§ **Task**
All lines holding the word "have" are to be copied from the records beneath.

----

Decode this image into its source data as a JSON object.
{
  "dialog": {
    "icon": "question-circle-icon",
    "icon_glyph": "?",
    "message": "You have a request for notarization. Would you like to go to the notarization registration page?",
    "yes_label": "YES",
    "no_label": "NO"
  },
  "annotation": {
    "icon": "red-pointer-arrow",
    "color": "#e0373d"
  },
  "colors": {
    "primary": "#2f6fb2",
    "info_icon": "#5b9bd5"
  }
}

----

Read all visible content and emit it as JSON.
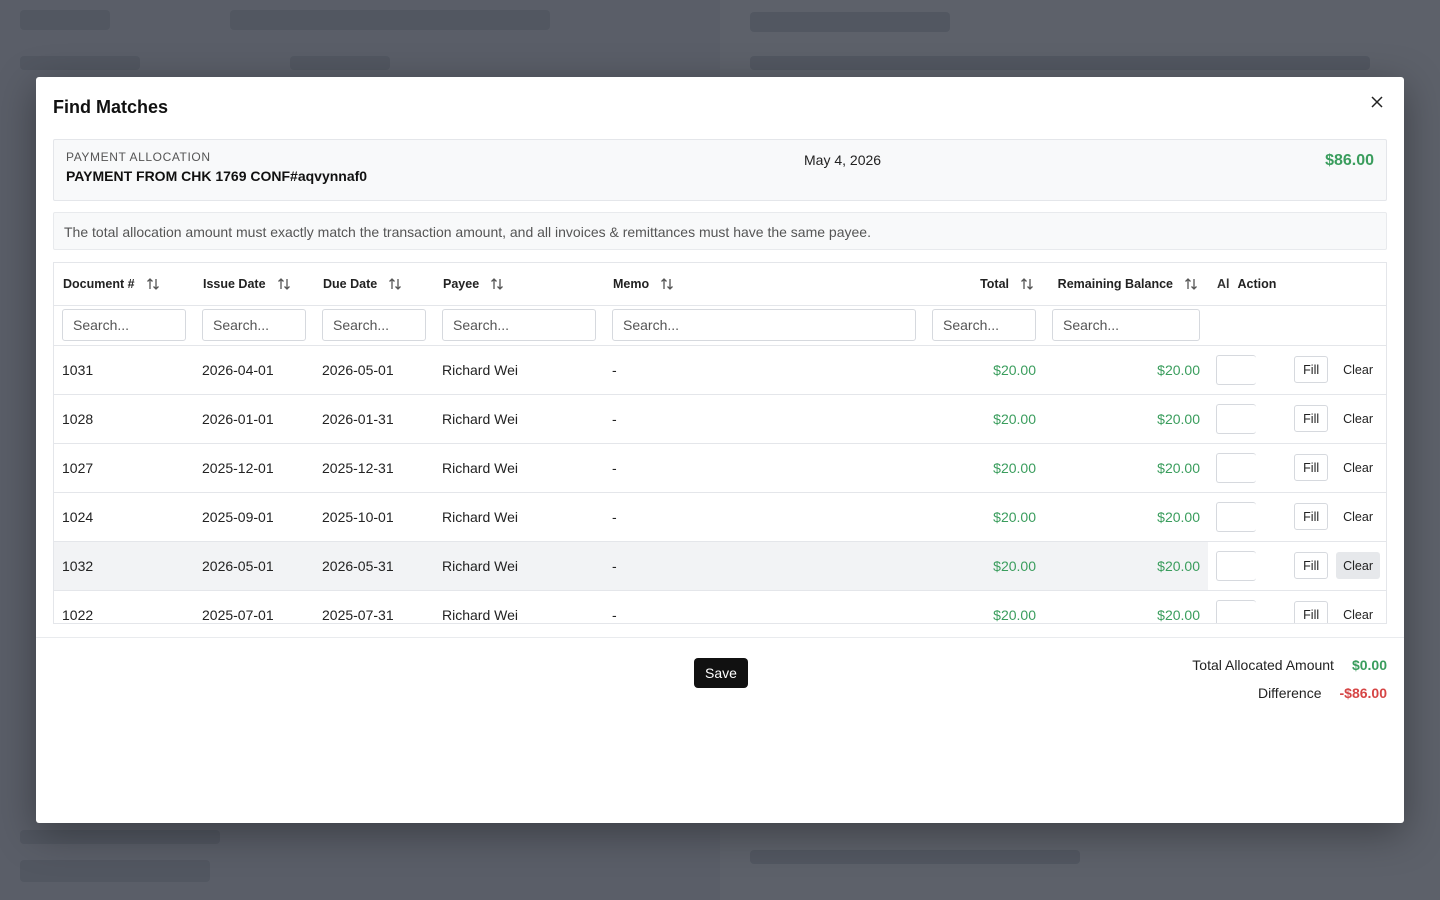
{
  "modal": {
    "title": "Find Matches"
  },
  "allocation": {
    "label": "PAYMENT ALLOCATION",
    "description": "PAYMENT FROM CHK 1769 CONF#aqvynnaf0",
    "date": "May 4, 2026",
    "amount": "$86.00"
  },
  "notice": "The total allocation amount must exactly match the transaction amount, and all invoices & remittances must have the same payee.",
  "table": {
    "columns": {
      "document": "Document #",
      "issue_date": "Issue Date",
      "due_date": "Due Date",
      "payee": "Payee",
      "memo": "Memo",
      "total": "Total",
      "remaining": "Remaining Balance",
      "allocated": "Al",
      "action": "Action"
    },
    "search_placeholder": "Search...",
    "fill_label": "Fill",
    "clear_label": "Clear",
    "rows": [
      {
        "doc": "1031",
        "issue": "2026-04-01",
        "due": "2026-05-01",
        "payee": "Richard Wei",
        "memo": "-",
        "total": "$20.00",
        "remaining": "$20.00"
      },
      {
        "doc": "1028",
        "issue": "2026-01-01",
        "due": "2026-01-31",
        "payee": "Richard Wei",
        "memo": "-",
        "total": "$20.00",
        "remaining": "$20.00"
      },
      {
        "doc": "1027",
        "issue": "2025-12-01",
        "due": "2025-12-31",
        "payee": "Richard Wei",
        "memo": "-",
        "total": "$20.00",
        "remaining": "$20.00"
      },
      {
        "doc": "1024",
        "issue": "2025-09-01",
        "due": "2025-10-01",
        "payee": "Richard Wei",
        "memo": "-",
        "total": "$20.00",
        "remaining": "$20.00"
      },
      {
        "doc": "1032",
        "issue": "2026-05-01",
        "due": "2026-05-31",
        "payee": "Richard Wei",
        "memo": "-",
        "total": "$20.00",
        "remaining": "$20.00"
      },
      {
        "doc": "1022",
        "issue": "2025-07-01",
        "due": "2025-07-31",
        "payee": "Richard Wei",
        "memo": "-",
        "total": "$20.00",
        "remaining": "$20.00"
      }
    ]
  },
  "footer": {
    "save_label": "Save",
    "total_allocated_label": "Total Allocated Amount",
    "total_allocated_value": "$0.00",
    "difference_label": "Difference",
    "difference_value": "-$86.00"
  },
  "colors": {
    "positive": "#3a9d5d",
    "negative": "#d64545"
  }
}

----

§ **Output**
    "message": "You have a request for notarization. Would you like to go to the notarization registration page?",
  "notice": "The total allocation amount must exactly match the transaction amount, and all invoices & remittances must have the same payee.",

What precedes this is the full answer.